== Work to be completed ==
Keep only the lines that hold the string "username", filtering out the rest of the entries below.

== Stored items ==
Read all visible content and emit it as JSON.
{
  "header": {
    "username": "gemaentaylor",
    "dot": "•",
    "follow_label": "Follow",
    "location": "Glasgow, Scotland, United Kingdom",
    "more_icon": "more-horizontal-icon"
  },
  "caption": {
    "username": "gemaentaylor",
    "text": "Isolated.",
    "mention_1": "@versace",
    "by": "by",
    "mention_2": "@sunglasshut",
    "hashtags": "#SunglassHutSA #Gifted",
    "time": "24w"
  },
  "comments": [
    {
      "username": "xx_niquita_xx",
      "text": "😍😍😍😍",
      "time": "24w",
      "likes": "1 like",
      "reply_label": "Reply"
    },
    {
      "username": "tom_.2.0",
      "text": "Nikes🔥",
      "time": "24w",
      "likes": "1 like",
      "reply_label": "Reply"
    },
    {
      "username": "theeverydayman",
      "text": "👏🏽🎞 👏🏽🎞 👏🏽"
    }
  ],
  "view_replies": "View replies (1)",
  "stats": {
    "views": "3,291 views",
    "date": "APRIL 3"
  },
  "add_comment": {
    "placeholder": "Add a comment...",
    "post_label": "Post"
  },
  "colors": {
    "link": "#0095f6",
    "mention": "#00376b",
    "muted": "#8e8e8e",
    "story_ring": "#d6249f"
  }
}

== Task solution ==
    "username": "gemaentaylor",
    "username": "gemaentaylor",
      "username": "xx_niquita_xx",
      "username": "tom_.2.0",
      "username": "theeverydayman",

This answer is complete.